┌─ Material provided
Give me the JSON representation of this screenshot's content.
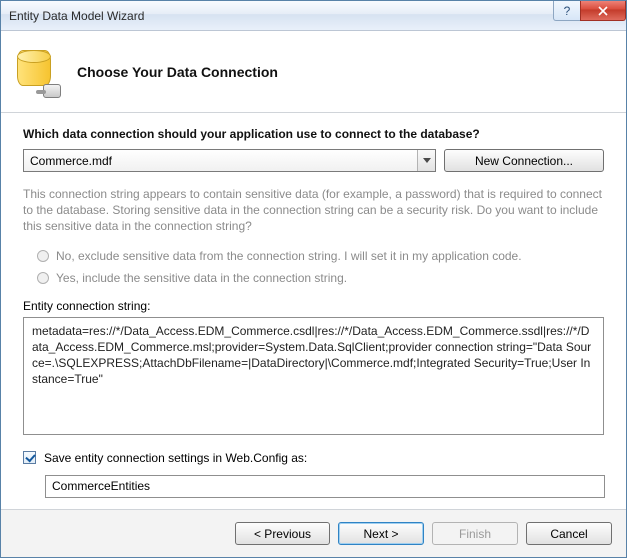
{
  "window": {
    "title": "Entity Data Model Wizard"
  },
  "header": {
    "title": "Choose Your Data Connection"
  },
  "question": "Which data connection should your application use to connect to the database?",
  "dropdown": {
    "selected": "Commerce.mdf"
  },
  "newConnBtn": "New Connection...",
  "infoText": "This connection string appears to contain sensitive data (for example, a password) that is required to connect to the database. Storing sensitive data in the connection string can be a security risk. Do you want to include this sensitive data in the connection string?",
  "radio1": "No, exclude sensitive data from the connection string. I will set it in my application code.",
  "radio2": "Yes, include the sensitive data in the connection string.",
  "connStringLabel": "Entity connection string:",
  "connString": "metadata=res://*/Data_Access.EDM_Commerce.csdl|res://*/Data_Access.EDM_Commerce.ssdl|res://*/Data_Access.EDM_Commerce.msl;provider=System.Data.SqlClient;provider connection string=\"Data Source=.\\SQLEXPRESS;AttachDbFilename=|DataDirectory|\\Commerce.mdf;Integrated Security=True;User Instance=True\"",
  "saveSettingsLabel": "Save entity connection settings in Web.Config as:",
  "entitiesName": "CommerceEntities",
  "buttons": {
    "previous": "< Previous",
    "next": "Next >",
    "finish": "Finish",
    "cancel": "Cancel"
  }
}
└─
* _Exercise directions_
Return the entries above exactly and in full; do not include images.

* _Output for this task_
Give me the JSON representation of this screenshot's content.
{
  "window": {
    "title": "Entity Data Model Wizard"
  },
  "header": {
    "title": "Choose Your Data Connection"
  },
  "question": "Which data connection should your application use to connect to the database?",
  "dropdown": {
    "selected": "Commerce.mdf"
  },
  "newConnBtn": "New Connection...",
  "infoText": "This connection string appears to contain sensitive data (for example, a password) that is required to connect to the database. Storing sensitive data in the connection string can be a security risk. Do you want to include this sensitive data in the connection string?",
  "radio1": "No, exclude sensitive data from the connection string. I will set it in my application code.",
  "radio2": "Yes, include the sensitive data in the connection string.",
  "connStringLabel": "Entity connection string:",
  "connString": "metadata=res://*/Data_Access.EDM_Commerce.csdl|res://*/Data_Access.EDM_Commerce.ssdl|res://*/Data_Access.EDM_Commerce.msl;provider=System.Data.SqlClient;provider connection string=\"Data Source=.\\SQLEXPRESS;AttachDbFilename=|DataDirectory|\\Commerce.mdf;Integrated Security=True;User Instance=True\"",
  "saveSettingsLabel": "Save entity connection settings in Web.Config as:",
  "entitiesName": "CommerceEntities",
  "buttons": {
    "previous": "< Previous",
    "next": "Next >",
    "finish": "Finish",
    "cancel": "Cancel"
  }
}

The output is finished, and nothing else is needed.